Positive space refers to the main focus of a picture, while negative space refers to the background. Negative space is more complex than simply the background of a picture. Without negative space, the positive would have no meaning.
I started to research Patrick Caulfield as an example of the use of negative space in art, and was immediately drawn to look at Matisse, by the notes in the course book that he had been one of Caulfield’s major influences.
Henri Matisse (1869 – 1954) Icarus 1946 http://www.tate.org.uk/about/press-office/press-releases/henri-matisse-cut-outs
When ill health prevented Matisse from painting in later life, he began to cut into painted paper with scissors to create outlines that take on sculptural form. Using vivid colours evoking the luminosity of stained glass, these cut-outs are a clear example of the use of negative space to suggest form. In this picture there is no actual detail of either the figure or the background, but somehow your eye fills in the gaps and almost creates detail that is not there.
Patrick Caulfield (1936-2005) is a 20th century artist who extensively explores the use of negative space in his art. His work tends to use flat blocks of colour and clear edges and lines; often flattening 3D forms into 2D shapes. In the following three images from http://www.tate.org.uk vases of flowers are reduced into just flat shapes and silhouettes.
In the Black and White Flower Piece (above) the black parts of the vase blend completely into the black background- although your eye tends to fill in the invisible shape based on the assumption that it will be symmetrical with the other white side of the vase. The flowers are suggested just by white shapes and by outlining and filling in areas of black shadow.
In this final picture, the vase and flowers seem to be simplified again, into flat, broad, black outlines and black shapes indicating shadow. I suspect that if there were no shadow under the vase, the picture would just look like a flat floral pattern. However, the shadow under the vase and the triangular grey area on the left of the picture, (indicating the edge of a table(?)), give this otherwise 2D image a sense of 3D form.

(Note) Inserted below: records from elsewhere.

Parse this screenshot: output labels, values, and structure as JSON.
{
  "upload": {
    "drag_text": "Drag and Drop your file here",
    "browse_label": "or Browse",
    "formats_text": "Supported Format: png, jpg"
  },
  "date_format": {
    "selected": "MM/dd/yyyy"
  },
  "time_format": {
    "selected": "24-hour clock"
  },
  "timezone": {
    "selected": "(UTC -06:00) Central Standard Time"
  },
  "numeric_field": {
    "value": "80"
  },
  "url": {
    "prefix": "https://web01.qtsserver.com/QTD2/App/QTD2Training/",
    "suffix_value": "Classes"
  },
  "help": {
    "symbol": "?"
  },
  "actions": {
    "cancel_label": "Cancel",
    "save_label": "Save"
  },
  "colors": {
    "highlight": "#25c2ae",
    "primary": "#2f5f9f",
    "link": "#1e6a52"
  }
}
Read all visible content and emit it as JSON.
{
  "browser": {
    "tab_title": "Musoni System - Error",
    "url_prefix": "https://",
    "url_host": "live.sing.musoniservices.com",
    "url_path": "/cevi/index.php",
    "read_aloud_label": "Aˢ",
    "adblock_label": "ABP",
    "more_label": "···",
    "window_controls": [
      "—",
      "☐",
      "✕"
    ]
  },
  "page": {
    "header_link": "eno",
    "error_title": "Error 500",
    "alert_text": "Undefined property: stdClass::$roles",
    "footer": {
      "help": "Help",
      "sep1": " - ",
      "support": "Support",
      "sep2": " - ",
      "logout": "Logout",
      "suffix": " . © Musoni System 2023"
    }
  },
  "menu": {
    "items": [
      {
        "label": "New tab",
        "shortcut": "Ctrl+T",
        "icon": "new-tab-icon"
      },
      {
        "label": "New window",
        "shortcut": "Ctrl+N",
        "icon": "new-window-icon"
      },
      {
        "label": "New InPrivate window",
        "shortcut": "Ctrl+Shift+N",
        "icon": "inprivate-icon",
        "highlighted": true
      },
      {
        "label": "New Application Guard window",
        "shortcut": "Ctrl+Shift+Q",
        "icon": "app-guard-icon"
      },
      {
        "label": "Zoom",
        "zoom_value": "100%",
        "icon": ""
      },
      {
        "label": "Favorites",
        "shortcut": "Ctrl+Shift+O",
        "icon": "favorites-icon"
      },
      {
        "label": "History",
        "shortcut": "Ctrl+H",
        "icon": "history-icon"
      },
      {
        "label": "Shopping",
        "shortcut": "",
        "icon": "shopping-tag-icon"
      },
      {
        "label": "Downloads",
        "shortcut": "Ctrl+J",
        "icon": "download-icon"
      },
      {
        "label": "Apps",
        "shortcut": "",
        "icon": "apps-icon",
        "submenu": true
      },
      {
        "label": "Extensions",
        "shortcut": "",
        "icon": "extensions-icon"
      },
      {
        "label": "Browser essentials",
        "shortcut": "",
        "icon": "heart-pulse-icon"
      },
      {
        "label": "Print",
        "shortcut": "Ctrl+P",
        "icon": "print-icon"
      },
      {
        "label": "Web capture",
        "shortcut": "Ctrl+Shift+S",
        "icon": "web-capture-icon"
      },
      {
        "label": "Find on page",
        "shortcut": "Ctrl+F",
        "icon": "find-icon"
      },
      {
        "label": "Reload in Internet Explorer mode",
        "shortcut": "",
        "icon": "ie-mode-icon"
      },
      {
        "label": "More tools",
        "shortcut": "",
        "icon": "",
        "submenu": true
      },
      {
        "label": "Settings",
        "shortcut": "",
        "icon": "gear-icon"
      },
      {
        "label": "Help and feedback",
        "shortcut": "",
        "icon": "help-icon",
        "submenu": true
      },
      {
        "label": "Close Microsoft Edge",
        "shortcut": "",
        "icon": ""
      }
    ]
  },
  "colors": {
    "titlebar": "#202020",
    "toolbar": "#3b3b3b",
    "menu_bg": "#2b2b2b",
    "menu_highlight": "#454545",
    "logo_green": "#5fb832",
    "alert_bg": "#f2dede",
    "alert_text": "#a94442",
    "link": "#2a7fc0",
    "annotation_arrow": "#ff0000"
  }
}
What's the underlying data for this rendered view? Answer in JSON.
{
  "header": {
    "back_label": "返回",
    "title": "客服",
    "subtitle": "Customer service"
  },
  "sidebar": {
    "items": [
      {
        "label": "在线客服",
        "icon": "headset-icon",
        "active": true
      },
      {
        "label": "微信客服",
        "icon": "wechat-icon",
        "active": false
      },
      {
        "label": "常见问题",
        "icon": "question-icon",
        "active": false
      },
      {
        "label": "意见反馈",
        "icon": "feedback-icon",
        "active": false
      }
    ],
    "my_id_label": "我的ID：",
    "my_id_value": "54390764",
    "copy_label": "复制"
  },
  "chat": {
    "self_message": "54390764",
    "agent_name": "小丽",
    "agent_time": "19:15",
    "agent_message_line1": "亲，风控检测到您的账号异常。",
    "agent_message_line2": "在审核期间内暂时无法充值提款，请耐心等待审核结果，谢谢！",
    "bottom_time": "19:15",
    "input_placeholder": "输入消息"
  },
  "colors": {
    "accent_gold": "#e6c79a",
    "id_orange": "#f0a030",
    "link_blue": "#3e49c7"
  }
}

M. C. Escher was a master at creating drawings where there was no distinction between positive and negative space. Here is an example of Escher’s work which show the interplay between positive and negative space: